For an activity such as conducting user testing, a handful of sessions is all you need to get the hang of things. Once you’ve introduced that user feedback loop to your project, you can start focussing on developing other skills.
4) Get Connected
The best UX jobs, like all jobs, aren’t advertised. They come through LinkedIn, Twitter, local event meetups, referrals, or are only ever sourced internally. Trusting somebody to own the user experience of a product to somebody, for many organisations, is like trusting them with a newborn baby.
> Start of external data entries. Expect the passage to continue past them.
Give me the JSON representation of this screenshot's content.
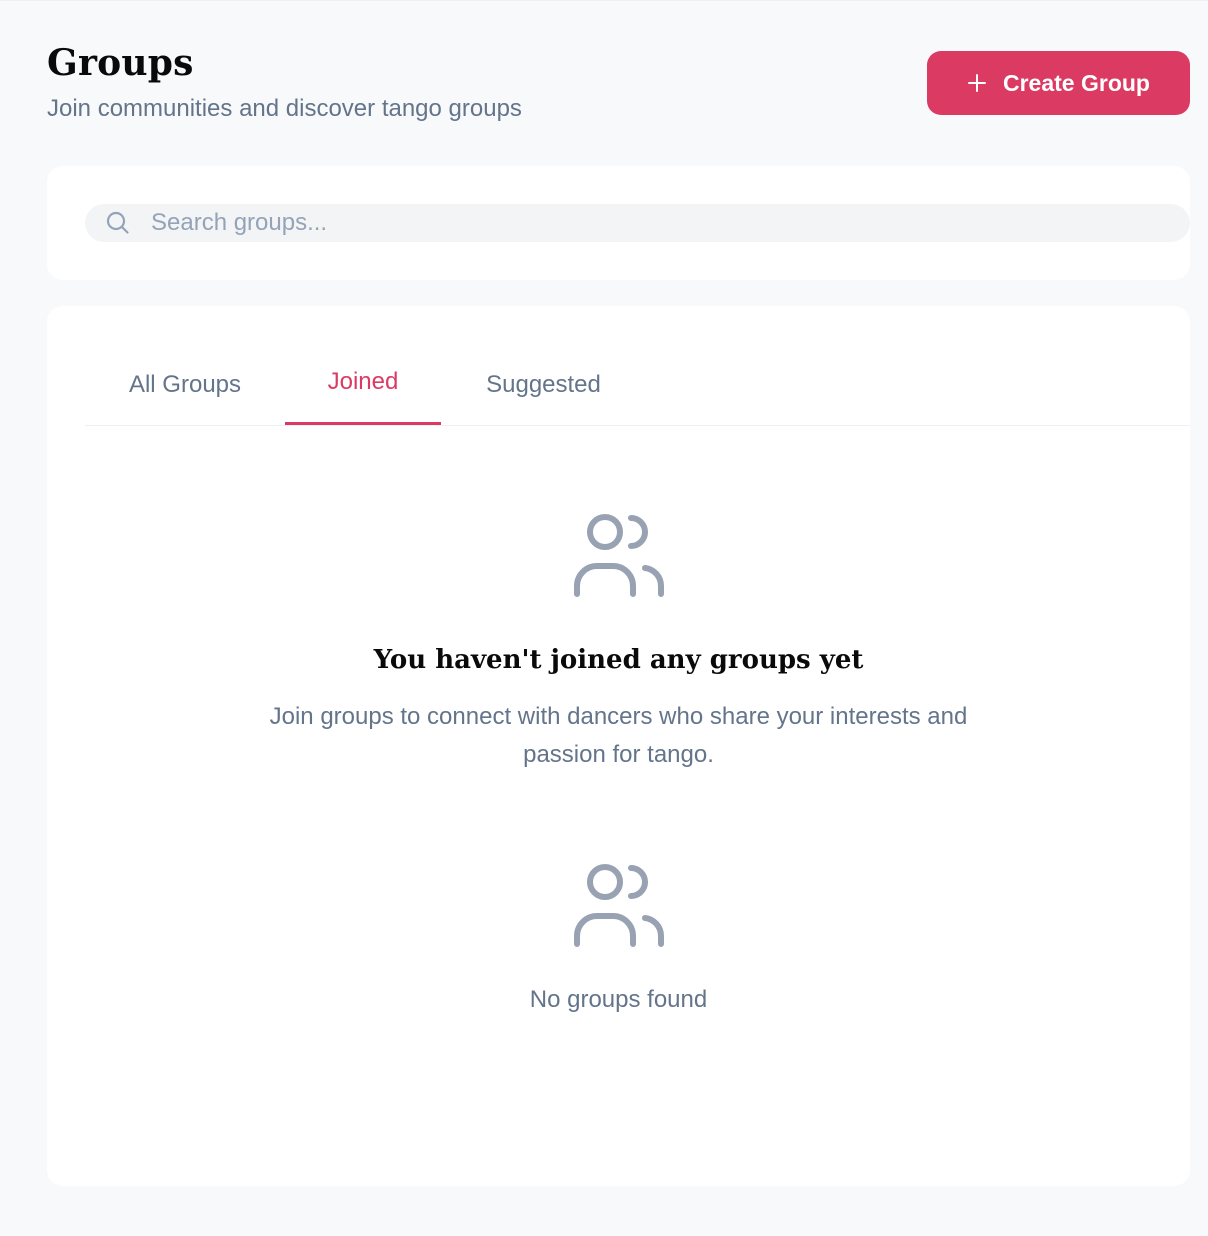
{
  "header": {
    "title": "Groups",
    "subtitle": "Join communities and discover tango groups",
    "create_button_label": "Create Group"
  },
  "search": {
    "placeholder": "Search groups...",
    "value": ""
  },
  "tabs": [
    {
      "label": "All Groups",
      "active": false
    },
    {
      "label": "Joined",
      "active": true
    },
    {
      "label": "Suggested",
      "active": false
    }
  ],
  "empty_state": {
    "icon": "users-icon",
    "title": "You haven't joined any groups yet",
    "description": "Join groups to connect with dancers who share your interests and passion for tango."
  },
  "no_results": {
    "icon": "users-icon",
    "text": "No groups found"
  },
  "colors": {
    "accent": "#db3b63",
    "background": "#f8f9fb",
    "card": "#ffffff",
    "muted_text": "#64748b",
    "icon_gray": "#98a2b3"
  }
}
There will be a ton of questions and building trust with the interviewer is key. If the position has come from the result of a conversation in a social setting, or a recommendation from somebody you met, then you’ll already have a head start on building that trust. So get along to your local UX Book Club, find an event on meetup.com, and start following some of the UX thought leaders on Twitter.
5) Get A Mentor
For me, finding a mentor was a real turning point. Even though we don’t catch up as often these days as when we first formalised the mentoring relationship, when I look back now, many of the big decisions I made career-wise happened soon after I found a mentor and he started encouraging me to step out of my comfort zone.
My mentor not only helped shape the process that I use on design projects to this day, he also encouraged me to start giving presentations at conferences and meetups, and to quit the low-paying job that I was in and take control of my career. For that I’m eternally grateful. Finding a mentor can be hard, but hopefully if you’ve done a good job of Step 4, you’ll at least have more people within your circle and a better understanding of who’s who. Hopefully someone will stand out. Failing that, you could try a more formal program such as IAI mentor program or a mentor-led bootcamp like Get a New Job in UX Design by the Interaction Design Foundation.
6) Get Hired
With those ducks all lined up, you’re now in the best possible place to land an awesome job. What’s missing, however, is a portfolio of your work.
Much like a graphic designer would have an A3 portfolio that showcases logos, posters and t-shirts he or she has designed, your portfolio should include examples of the deliverables you’ve produced.
Your portfolio could include wireframes you’ve created, example personas and scenarios you’ve developed, photos of walls covered in post-it notes from affinity diagramming exercises, photos of you conducting a workshop … whatever you need to tell a story about the process you follow, and to help you talk about that process during an interview. If you want help, we recommend the online course called How to Create a UX Portfolio by the Interaction Design Foundation.
Want to hear more? Pick up a copy of our ebook: Get Started in UX.
Where to learn more:
- Recommended UX Books
- See our list of UX Conferences
- Find an Online UX Courses that suits you
- Our giant list of UX Degrees
- The best UX Tools and Software
- Get Started in UX: the complete guide to launching a career in user experience design by Luke Chambers and Matthew Magain
- Whitney Hess’s mind-bogglingly comprehensive collection of resources and guiding principles.
- Patrick Neeman’s list of seven tips on how to get started in user experience
- Nick Finck’s excellent tips on starting a career in user experience design
- UXPin’s collection of free UX books
- A comprehensive (and free) UX course
- A free course on UX Design for mobile developers
- UX Beginner
- UX Apprentice
What other advice do you have for people trying to migrate to UX Design from another career? Let us know in the comments.